Filter out every line below that lacks "text", and copy the rest.
(Data for this task begins)
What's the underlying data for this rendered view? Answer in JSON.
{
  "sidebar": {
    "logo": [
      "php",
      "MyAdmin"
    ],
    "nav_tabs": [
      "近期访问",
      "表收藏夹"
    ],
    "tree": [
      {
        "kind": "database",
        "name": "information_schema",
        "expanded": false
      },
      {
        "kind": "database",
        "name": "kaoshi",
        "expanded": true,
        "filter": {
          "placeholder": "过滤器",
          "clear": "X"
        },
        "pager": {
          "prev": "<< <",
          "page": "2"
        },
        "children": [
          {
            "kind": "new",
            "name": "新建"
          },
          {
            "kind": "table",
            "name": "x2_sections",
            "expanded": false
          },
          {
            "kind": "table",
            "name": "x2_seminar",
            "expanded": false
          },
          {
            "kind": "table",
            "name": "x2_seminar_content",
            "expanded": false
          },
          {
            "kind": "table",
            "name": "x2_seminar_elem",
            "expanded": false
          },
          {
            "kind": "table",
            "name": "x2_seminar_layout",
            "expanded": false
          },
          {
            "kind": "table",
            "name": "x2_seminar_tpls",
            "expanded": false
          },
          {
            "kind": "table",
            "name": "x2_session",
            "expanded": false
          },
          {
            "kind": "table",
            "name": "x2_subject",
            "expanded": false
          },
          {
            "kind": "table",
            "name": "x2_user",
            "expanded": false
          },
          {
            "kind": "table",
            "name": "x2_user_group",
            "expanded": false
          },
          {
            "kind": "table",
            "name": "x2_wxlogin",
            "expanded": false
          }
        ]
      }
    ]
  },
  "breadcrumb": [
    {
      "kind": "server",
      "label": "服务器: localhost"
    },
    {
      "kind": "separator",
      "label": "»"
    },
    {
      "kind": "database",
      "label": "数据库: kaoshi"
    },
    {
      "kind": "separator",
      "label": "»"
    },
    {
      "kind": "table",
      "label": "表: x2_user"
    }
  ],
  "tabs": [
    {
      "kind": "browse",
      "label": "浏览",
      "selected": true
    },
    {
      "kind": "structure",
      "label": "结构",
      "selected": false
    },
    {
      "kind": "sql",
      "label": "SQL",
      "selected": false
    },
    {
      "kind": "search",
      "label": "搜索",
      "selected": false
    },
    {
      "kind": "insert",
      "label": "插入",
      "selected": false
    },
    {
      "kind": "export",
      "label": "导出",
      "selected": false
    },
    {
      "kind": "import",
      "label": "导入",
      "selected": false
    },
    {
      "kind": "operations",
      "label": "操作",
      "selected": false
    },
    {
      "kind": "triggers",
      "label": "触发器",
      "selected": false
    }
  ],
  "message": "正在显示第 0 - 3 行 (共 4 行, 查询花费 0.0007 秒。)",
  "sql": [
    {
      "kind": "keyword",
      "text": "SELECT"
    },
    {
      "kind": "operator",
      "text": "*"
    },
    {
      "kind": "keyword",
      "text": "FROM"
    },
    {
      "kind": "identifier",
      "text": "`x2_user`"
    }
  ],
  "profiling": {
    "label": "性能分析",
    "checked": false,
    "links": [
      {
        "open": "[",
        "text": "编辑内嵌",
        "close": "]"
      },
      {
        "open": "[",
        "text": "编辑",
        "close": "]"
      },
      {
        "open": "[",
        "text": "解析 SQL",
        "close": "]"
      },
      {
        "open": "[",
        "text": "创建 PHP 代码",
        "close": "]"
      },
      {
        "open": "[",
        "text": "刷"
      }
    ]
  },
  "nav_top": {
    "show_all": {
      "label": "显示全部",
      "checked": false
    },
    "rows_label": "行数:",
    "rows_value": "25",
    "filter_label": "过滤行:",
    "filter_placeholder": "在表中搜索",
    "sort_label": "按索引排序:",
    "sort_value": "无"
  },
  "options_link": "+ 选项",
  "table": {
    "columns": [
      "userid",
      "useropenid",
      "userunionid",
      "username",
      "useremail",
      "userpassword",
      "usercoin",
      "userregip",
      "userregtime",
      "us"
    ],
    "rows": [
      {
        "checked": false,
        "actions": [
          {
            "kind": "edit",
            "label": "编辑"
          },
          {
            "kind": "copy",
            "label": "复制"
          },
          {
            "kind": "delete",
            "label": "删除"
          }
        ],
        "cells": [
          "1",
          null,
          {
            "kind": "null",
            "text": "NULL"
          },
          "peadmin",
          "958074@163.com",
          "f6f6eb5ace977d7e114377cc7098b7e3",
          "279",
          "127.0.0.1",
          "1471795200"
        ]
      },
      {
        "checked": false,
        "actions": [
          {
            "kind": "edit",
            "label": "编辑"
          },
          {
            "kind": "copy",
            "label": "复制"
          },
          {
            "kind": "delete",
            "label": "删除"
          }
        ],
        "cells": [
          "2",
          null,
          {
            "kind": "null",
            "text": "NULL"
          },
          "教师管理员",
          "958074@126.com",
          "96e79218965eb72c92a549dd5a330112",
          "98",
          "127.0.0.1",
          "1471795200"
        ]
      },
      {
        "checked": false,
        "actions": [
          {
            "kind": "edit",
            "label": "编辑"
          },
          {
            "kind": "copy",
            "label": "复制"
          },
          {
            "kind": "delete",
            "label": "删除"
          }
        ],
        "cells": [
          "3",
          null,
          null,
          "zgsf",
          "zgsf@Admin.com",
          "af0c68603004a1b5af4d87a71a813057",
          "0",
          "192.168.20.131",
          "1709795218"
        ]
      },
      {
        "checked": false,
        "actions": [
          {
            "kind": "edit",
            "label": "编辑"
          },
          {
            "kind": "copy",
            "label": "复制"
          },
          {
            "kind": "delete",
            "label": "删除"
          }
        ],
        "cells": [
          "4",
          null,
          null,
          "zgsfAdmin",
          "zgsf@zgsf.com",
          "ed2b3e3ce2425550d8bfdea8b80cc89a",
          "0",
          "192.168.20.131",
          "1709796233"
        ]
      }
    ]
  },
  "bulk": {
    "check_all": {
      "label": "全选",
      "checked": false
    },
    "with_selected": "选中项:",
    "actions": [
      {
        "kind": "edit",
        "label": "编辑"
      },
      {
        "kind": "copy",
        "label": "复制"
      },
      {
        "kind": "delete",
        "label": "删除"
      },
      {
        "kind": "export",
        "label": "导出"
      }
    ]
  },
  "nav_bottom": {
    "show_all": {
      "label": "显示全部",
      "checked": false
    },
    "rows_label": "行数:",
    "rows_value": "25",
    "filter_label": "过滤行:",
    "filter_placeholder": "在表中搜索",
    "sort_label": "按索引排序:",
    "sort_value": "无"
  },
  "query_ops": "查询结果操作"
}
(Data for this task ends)
> [Solution to this exercise]
      "text": "SELECT"
      "text": "*"
      "text": "FROM"
      "text": "`x2_user`"
        "text": "编辑内嵌",
        "text": "编辑",
        "text": "解析 SQL",
        "text": "创建 PHP 代码",
        "text": "刷"
            "text": "NULL"
            "text": "NULL"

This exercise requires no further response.